- Laminar flow
- Transition between laminar and turbulent flow
- Fully turbulent flow in smooth conduits
- Fully turbulent flow in rough conduits
- Free surface flow
Most of the industrial applications (like transportation of fluids) requires moderate velocity and volume of flow rate. As the pipe used are kept moderately small diameters due to economy and space considerations, the industrial flow of liquid will be often in the turbulent regime. Air flow through exhaust ducts system should have sufficient velocity to capture and carry dust particles and thus the condition is turbulent.
Reynolds Number and Turbulent Flow
The Reynolds number expresses the ratio of inertial (resistant to change or motion) forces to viscous (heavy and gluey) forces. It is well known from experiments now that turbulent flow occurs at Re > 4000.
* f is the Darcy friction factor
* Roughness height, e
* Hydraulic diameter,d
* Re is the Reynolds number.
* hf is the head loss due to friction;
* L is the length of the pipe;
* D is the hydraulic diameter of the pipe;
* V is the average velocity of the fluid flow, = Q/A = volumetric flow rate Q per unit cross-sectional wetted area A;
* g is the local acceleration due to gravity;
* f is a dimensionless coefficient called the Darcy friction factor. It can be found from a Moody diagram or Colebrook equation.
Head Loss and Pressure Loss
* the density of the fluid, r;
* g is the local acceleration due to gravity
- Pf , friction power loss in Watt

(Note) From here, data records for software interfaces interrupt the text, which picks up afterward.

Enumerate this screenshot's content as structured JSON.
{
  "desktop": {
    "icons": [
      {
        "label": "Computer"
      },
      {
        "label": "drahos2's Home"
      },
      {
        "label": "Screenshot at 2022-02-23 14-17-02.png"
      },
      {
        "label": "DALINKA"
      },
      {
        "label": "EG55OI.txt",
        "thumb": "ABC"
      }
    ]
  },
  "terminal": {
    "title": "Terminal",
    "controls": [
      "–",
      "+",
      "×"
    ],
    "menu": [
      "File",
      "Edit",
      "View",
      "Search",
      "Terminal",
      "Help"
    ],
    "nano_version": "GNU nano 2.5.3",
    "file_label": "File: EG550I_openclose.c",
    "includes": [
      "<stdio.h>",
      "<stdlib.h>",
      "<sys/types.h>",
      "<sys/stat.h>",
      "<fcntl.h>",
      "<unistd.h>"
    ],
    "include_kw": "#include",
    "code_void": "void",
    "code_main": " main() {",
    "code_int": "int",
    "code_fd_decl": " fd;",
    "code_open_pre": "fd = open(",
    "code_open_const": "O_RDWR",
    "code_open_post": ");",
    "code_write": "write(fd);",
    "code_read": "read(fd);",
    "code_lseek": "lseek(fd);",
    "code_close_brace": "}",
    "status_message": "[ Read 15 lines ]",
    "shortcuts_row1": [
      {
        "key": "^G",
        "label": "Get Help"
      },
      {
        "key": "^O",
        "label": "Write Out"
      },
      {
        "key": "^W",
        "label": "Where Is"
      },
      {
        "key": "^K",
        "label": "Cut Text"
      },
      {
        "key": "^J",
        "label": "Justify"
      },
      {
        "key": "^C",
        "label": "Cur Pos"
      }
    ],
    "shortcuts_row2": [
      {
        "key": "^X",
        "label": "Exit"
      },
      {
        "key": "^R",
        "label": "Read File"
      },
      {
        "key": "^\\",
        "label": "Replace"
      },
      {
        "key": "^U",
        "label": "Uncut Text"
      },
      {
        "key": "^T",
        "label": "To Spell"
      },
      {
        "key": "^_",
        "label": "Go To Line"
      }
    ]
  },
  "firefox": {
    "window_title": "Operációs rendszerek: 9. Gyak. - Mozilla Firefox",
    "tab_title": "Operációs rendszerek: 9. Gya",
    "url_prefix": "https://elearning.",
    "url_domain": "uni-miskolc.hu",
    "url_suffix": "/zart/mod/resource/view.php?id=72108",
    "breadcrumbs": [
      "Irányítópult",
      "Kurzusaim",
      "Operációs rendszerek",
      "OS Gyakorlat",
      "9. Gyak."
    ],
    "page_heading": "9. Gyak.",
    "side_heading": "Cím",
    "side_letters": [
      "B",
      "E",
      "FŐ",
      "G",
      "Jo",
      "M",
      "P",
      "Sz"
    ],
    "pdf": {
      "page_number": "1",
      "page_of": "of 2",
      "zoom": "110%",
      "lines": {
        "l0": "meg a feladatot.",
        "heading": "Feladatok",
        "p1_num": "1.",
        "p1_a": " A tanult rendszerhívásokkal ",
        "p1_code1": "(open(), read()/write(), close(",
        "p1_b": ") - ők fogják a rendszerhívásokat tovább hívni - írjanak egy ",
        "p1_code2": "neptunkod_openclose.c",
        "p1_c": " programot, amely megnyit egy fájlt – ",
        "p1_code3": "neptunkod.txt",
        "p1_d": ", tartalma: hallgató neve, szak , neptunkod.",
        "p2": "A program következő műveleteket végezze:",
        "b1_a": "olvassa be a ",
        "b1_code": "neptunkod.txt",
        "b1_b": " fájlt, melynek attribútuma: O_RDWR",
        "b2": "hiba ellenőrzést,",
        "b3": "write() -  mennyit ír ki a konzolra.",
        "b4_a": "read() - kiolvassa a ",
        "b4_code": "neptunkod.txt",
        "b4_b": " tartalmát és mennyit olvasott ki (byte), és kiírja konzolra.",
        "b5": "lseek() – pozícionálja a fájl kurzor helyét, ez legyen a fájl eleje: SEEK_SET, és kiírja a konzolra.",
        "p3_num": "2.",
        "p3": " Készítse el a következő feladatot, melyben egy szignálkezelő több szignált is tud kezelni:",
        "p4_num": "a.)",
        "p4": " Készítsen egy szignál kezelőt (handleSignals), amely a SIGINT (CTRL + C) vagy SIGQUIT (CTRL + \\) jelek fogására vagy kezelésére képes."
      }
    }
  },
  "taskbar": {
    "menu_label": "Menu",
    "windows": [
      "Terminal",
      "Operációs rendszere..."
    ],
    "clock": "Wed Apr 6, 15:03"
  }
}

- Q , flow rate in Cubic Meter /s
- Dp, friction loss in Pa
- h is efficiency factor to account for the efficiency of the pump.